This, while being problematic on so many levels, is never really addressed after. Props to Sonya Hussyn and Hashim Nadeem Khan who wrote her character as leaving after that encounter and quitting her job. (Even though she did return because… plot, I think) She recognised the toxicity of that situation. Ahmed's character only apologises to her after he learns that his step mother was truly sick and would have died or something if she hadn't been to the hospital. As if to say that if she had not been in such a critical situation, the slap was justified. And this is usually what we have encountered with the way domestic violence has been treated. People try to look for ways to justify the slap. Or the shove. Or the screaming and yelling.
And so, the victim does too.
Fixing the amount of salt in the saalan will not make them stop, I’m afraid.
“O believers treat women with kindness even if you dislike them; it is quite possible that you dislike something which Allah might yet make a source of abundant good”
-An Nisa 4:19
Now, one may say that since Ahmed's character had schizophrenia, his behavior is excusable… but that's one of the problems. To have a person with mental illness be abusive then perpetuates the myth that only people with mental illnesses are abusive. This leaves the giant population of abusers who are neurotypical unchecked and blameless as we as a society are still trapped in a cycle of believing that mental illness always manifests physically as well. If he doesn't look like he has a mental illness, he is not capable of actions we associate with mental illness like being abusive in relationships. Even though, as mentioned earlier, you can be abusive without having a mental illness.
Now, why is the Bollywood Love Myth relevant here? Because we need to recognise that we, as a nation, have been brought up to romanticise the idea of love and marriage. We are in love with the idea of love despite perhaps never being in love ourselves. We are thus, in love with the idea of marriage and companionship. And since we have been told that a perfect marriage is a sign of success in society, we hold onto the archaic belief system that we must make our marriages or relationships work. We stay in abusive relationships.
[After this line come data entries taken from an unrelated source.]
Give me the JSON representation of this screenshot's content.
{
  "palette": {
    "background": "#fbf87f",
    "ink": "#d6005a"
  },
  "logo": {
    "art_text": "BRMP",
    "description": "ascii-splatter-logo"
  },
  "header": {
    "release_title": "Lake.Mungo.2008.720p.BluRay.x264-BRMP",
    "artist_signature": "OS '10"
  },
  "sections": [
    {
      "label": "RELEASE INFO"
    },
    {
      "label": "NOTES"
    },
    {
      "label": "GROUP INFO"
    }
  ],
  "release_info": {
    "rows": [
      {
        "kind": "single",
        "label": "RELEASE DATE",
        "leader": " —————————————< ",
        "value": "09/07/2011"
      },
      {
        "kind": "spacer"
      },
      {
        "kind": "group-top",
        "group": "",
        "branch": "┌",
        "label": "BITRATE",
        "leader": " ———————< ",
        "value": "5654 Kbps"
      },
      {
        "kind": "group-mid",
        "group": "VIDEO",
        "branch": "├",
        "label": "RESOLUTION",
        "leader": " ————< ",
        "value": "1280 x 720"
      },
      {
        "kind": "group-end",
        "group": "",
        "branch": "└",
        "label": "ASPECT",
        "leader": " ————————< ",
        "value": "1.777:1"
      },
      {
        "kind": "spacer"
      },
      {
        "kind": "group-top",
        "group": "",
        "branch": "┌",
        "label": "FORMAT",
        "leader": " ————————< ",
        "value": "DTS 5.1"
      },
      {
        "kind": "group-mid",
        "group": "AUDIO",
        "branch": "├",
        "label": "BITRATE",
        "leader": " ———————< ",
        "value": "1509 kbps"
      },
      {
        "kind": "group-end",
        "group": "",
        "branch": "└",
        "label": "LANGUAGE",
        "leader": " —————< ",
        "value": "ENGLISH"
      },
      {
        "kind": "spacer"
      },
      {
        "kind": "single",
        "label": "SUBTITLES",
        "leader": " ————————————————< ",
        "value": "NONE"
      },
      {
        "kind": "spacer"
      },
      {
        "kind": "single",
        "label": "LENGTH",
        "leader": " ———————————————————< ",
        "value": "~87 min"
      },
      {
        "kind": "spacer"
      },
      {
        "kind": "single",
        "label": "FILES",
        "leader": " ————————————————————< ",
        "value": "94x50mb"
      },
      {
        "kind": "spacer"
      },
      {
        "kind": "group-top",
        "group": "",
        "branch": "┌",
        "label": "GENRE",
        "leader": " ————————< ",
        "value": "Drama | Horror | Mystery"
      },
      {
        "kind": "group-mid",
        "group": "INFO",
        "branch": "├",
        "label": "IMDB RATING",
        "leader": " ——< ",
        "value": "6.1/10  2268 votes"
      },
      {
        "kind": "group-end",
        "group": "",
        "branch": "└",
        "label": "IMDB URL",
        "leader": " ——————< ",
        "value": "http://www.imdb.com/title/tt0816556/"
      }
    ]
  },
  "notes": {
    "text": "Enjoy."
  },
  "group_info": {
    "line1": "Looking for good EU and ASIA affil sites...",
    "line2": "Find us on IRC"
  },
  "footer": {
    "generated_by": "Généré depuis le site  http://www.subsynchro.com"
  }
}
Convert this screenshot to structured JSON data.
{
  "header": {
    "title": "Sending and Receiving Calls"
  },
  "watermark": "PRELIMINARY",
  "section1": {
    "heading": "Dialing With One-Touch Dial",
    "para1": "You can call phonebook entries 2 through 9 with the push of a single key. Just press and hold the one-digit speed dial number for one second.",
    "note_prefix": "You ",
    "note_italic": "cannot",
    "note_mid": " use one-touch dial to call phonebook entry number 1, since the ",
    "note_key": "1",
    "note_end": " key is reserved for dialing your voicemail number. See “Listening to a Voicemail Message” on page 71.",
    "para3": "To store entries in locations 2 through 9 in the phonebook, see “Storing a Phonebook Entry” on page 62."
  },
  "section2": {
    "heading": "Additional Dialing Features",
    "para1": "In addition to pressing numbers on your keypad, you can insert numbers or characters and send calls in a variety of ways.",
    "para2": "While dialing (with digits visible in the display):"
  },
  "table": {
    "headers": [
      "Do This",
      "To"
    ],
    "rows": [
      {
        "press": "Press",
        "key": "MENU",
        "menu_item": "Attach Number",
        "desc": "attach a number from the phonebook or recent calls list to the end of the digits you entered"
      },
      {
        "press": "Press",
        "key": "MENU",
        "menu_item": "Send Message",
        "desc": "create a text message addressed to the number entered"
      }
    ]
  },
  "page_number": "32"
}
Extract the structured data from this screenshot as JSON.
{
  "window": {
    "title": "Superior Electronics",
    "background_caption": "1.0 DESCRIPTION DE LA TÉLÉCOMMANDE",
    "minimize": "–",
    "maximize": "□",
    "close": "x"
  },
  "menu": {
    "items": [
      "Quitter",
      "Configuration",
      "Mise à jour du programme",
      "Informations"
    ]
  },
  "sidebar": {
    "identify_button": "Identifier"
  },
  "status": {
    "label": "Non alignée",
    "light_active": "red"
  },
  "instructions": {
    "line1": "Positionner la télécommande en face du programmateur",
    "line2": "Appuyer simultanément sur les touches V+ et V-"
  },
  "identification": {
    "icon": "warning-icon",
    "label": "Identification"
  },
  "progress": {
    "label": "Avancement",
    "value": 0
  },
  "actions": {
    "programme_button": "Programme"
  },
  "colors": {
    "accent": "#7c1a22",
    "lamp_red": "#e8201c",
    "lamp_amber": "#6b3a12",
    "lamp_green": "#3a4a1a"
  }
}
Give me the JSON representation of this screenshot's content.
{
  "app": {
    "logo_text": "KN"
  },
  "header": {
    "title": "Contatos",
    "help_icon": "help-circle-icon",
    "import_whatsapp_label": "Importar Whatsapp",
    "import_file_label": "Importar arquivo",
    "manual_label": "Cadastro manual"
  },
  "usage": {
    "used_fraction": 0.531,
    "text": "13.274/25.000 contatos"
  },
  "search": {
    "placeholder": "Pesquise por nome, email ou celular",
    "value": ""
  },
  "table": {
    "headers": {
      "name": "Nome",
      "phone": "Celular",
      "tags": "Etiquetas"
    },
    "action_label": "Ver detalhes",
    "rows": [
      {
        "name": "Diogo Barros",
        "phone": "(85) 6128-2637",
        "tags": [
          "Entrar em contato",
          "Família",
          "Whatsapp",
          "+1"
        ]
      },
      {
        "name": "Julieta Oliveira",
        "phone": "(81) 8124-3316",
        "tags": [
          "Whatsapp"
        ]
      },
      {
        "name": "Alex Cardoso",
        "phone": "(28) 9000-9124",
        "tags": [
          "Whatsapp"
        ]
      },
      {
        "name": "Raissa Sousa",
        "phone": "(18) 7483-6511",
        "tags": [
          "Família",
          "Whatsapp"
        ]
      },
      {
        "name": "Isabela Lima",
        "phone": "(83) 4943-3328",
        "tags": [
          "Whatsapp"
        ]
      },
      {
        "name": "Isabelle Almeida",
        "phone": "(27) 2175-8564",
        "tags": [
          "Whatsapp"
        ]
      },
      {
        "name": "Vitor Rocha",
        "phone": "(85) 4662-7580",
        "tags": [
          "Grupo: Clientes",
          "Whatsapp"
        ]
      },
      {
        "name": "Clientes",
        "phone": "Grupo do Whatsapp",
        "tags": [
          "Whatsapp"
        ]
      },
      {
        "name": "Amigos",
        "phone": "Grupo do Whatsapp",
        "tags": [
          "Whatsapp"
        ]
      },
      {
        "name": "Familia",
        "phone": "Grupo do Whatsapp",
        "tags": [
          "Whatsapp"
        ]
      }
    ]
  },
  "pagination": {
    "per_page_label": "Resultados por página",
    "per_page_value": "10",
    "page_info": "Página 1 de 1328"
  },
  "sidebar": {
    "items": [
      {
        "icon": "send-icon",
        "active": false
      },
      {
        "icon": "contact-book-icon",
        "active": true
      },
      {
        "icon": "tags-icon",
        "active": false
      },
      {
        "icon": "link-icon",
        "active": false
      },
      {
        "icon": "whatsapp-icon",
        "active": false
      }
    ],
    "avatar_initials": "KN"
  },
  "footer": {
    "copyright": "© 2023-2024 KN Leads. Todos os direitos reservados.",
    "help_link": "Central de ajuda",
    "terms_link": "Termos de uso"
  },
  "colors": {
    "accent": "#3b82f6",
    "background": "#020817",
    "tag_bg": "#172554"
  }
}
When one holds something is such high regard, we tend to mythologise it. There are entire belief systems based around these concepts. We apply what is known as the Halo Effect, meaning we assume that a concept or person is so sacred that they cannot be criticised. Love is sacred, love is absolute, love is eternal. Love is the fodder for Rumi and Hafiz and Shakespeare. How could it possibly be wrong, when we have been told since birth that it is always right. And it may very well be. But it has made us unable to recognise the signs of controlling, abusive relationships. An abusive relationship is not just one where your body is bruised but it is also one in which your mind is also held captive. It is only when we take off the rose coloured glasses that society has conditioned us to view marriage through, that we can see all the blue that exists.
“Satrangi hote hain shehr
Atrangi hote hain shehr
Rangoon ka shehr, shehroon ka rung
Aik alag tour, aik alag dhang
In rangeen shehron mein rehti hain kai neele rung ki aurtein
Kabhi mile ho tum? Kisi neeli aurat se?
Ujhre aasman se, adhure armaan se
Khamoosh, shamshan si, Shiv ka vishpan si
Bhari bhari gehne hain, neele zevar pehne hain
Gardan mein neeli maala hai
Neela hi kangan daala hai
Lohe ka zara noukeela ho ga
Par qamr band bhi neela ho ga
Chehron par ghup andhere hoon ge
Aankhon ke niche ghere hoon ge
Jismoon par zakhm ukhere hoon ge
Kuch chuppeh hue, kuch dikhte hoon ge
Vo kabhi kabhi to chikhtae hoon ge
Kaise bin bole sehti hai?
Ya khamooshi kuch kehti hai?
Ghor se aavaaz sunein hum
Kal nahi, ab aaj sunein hum
Ye zindagi se sureeli auratein
Kahin ban jae na neeli auratein”
- Dr Bhavya Soni